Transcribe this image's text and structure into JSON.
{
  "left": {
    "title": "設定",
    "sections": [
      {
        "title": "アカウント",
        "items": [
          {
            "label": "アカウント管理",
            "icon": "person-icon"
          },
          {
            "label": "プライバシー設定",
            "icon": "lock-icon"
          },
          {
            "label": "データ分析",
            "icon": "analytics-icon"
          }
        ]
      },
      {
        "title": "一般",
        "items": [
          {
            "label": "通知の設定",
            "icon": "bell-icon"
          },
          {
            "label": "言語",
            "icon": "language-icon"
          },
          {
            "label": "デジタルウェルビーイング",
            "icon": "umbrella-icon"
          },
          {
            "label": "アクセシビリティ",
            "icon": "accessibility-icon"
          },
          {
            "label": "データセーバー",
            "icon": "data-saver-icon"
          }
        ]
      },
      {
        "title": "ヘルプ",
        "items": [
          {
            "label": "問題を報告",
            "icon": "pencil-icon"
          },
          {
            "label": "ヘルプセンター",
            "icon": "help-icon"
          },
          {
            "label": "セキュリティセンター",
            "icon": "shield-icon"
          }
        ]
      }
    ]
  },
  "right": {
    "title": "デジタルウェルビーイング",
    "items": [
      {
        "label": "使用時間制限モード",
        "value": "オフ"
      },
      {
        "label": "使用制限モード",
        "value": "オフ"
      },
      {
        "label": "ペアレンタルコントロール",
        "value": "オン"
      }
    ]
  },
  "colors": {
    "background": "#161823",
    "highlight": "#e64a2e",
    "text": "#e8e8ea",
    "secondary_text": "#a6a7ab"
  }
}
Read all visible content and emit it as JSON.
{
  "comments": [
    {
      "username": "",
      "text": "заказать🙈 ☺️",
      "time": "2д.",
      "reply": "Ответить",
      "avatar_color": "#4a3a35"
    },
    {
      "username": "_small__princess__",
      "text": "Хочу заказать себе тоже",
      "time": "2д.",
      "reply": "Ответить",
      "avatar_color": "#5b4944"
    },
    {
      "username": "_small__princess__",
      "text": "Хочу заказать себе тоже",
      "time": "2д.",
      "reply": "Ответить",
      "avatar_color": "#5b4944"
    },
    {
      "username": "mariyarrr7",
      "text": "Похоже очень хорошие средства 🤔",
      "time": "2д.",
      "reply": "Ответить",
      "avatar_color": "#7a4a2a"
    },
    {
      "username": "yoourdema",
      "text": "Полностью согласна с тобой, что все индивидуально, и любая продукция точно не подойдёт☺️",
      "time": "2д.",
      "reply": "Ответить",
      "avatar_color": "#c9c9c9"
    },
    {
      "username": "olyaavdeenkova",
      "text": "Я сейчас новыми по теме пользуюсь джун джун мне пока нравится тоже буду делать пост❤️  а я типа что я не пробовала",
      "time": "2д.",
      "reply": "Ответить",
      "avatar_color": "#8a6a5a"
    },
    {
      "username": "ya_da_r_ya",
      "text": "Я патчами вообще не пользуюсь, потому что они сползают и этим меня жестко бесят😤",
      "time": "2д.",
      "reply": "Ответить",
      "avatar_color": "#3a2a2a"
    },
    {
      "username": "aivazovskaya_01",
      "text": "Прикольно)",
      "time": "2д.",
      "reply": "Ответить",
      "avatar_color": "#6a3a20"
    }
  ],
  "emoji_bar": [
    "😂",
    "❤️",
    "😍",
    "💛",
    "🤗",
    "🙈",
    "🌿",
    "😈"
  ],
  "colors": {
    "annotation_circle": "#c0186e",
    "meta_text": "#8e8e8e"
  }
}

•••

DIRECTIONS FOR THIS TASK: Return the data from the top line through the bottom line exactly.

EXPECTED ANSWER:
Transcribe this image's text and structure into JSON.
{
  "left": {
    "title": "設定",
    "sections": [
      {
        "title": "アカウント",
        "items": [
          {
            "label": "アカウント管理",
            "icon": "person-icon"
          },
          {
            "label": "プライバシー設定",
            "icon": "lock-icon"
          },
          {
            "label": "データ分析",
            "icon": "analytics-icon"
          }
        ]
      },
      {
        "title": "一般",
        "items": [
          {
            "label": "通知の設定",
            "icon": "bell-icon"
          },
          {
            "label": "言語",
            "icon": "language-icon"
          },
          {
            "label": "デジタルウェルビーイング",
            "icon": "umbrella-icon"
          },
          {
            "label": "アクセシビリティ",
            "icon": "accessibility-icon"
          },
          {
            "label": "データセーバー",
            "icon": "data-saver-icon"
          }
        ]
      },
      {
        "title": "ヘルプ",
        "items": [
          {
            "label": "問題を報告",
            "icon": "pencil-icon"
          },
          {
            "label": "ヘルプセンター",
            "icon": "help-icon"
          },
          {
            "label": "セキュリティセンター",
            "icon": "shield-icon"
          }
        ]
      }
    ]
  },
  "right": {
    "title": "デジタルウェルビーイング",
    "items": [
      {
        "label": "使用時間制限モード",
        "value": "オフ"
      },
      {
        "label": "使用制限モード",
        "value": "オフ"
      },
      {
        "label": "ペアレンタルコントロール",
        "value": "オン"
      }
    ]
  },
  "colors": {
    "background": "#161823",
    "highlight": "#e64a2e",
    "text": "#e8e8ea",
    "secondary_text": "#a6a7ab"
  }
}
Read all visible content and emit it as JSON.
{
  "comments": [
    {
      "username": "",
      "text": "заказать🙈 ☺️",
      "time": "2д.",
      "reply": "Ответить",
      "avatar_color": "#4a3a35"
    },
    {
      "username": "_small__princess__",
      "text": "Хочу заказать себе тоже",
      "time": "2д.",
      "reply": "Ответить",
      "avatar_color": "#5b4944"
    },
    {
      "username": "_small__princess__",
      "text": "Хочу заказать себе тоже",
      "time": "2д.",
      "reply": "Ответить",
      "avatar_color": "#5b4944"
    },
    {
      "username": "mariyarrr7",
      "text": "Похоже очень хорошие средства 🤔",
      "time": "2д.",
      "reply": "Ответить",
      "avatar_color": "#7a4a2a"
    },
    {
      "username": "yoourdema",
      "text": "Полностью согласна с тобой, что все индивидуально, и любая продукция точно не подойдёт☺️",
      "time": "2д.",
      "reply": "Ответить",
      "avatar_color": "#c9c9c9"
    },
    {
      "username": "olyaavdeenkova",
      "text": "Я сейчас новыми по теме пользуюсь джун джун мне пока нравится тоже буду делать пост❤️  а я типа что я не пробовала",
      "time": "2д.",
      "reply": "Ответить",
      "avatar_color": "#8a6a5a"
    },
    {
      "username": "ya_da_r_ya",
      "text": "Я патчами вообще не пользуюсь, потому что они сползают и этим меня жестко бесят😤",
      "time": "2д.",
      "reply": "Ответить",
      "avatar_color": "#3a2a2a"
    },
    {
      "username": "aivazovskaya_01",
      "text": "Прикольно)",
      "time": "2д.",
      "reply": "Ответить",
      "avatar_color": "#6a3a20"
    }
  ],
  "emoji_bar": [
    "😂",
    "❤️",
    "😍",
    "💛",
    "🤗",
    "🙈",
    "🌿",
    "😈"
  ],
  "colors": {
    "annotation_circle": "#c0186e",
    "meta_text": "#8e8e8e"
  }
}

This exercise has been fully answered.